Writers have tricks or “procedures,” often unrecognized, to create good fiction. Some you can objectively identify and help you talk about how the story is put together and how you feel about it. First, recognize that the words on the pages fall into 1 of 3 categories. You can even circle or highlight them. Nothing will be left over.

     (1) Dialogue  Characters are talking. What they say is enclosed in quotation marks.

     (2) Narration  The author is flat-out telling, or using a character to describe  things, for the reader.

     (3) Thoughts  The author shows the reader what one or more characters is thinking (but not speaking) about certain details of the story. This might “drive” or overshadow narrative detail.


For more use the DOOR.




The paragraphs below illustrate what I’ve just said. Dialogue is in red,  narration is in blue, and thoughts* are in green. These are taken from p. 32 of The Slave Dancer by Paula Fox.


…how often I’d observed someone who, offended as he was by an odor and proclaiming loudly how awful it was, continued to sniff away as though, in fact, he was smelling a rose.
     “That’s chloride of lime,” Ben said.
     “What’s that?” I asked**.
     “What we sprinkled in the hold after our last cargo of slaves was unloaded.”
     Ben put his foot on the latch. “To clear out the stench. But it never quite goes away.”
     I felt a thrill of fear as if a bottle of glass had crashed next to me, and the bits of glass were flying toward my face. I asked him nothing more.



[Remember: Narrative detail that’s “driven by a character’s thoughts” is often better classified as thoughtsinstead of straightforward narration (as are the 2 dialogue tags and other 2 examples in blue above). If the invisible author, had simply indicated that the (unnamed) “I” felt dizzy, confused, or sick to his stomach, it would be straightforward “thoughts.] 



(1)  In fiction, every word of text fits into one of the 3 categories.

(2)  There can be considerable variation as to how much goes into each category. In evaluating a story, however, what you sense as a strength or weakness in the story might be too much or too little of one of these 3 parts

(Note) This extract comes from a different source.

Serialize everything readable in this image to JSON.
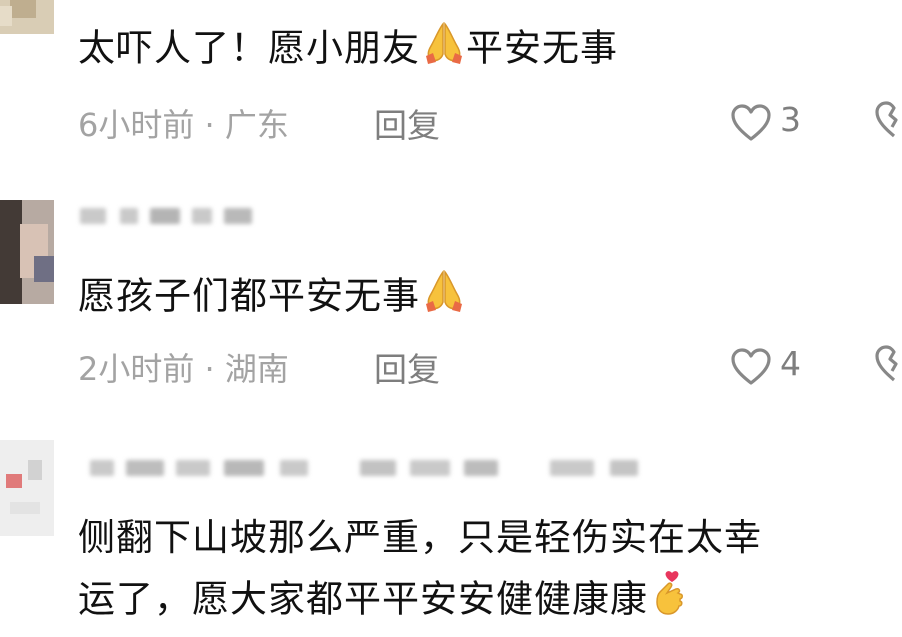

(3)  Generally, dialogue is considered the most efficient, and most interesting, for the author to tell the reader what he wants him to know. (Plenty of exceptions, though.)  To beginning writers: Concentrate on pushing as many details as you can get away with into dialogue.  “I smell something dead, really dead!” said Mary. “I think it’s coming from one of the sloops tied down there at the pier.” (Note  all the details that ride along with the suspenseful dialogue.)

(4)  If the lips move, those words go into quotation marks. Unspoken thoughts don’t. Thoughts are sometimes written in italics–but don’t push it.

(5)  It’s not hard to recognize, and create, good technical style, but to have a memorable story, something that matters has to be said.

(6)  If you prefer to spell “dialog” this way, it’s OK.


* Discussion of ways to present “thoughts” is fascinating, can be almost objectively done and will be taken up in a future post.

** The tag I asked is not in the original, though it could be. I added those two words to emphasize that dialogue tags are part of narration.

[♠] This is an excellent way to begin, just begin, discussion of a story, seeing how it’s put together and how well the different parts work.  And, it appeals to many who are book-shy. It has an “it’s-there-or-it’s-not” test that can be easily done. The only really debatable part is the extent that thoughts “drive” the narrative part. Nothing to worry about. It makes no difference. You’re looking closely at the text and that’s what really matters.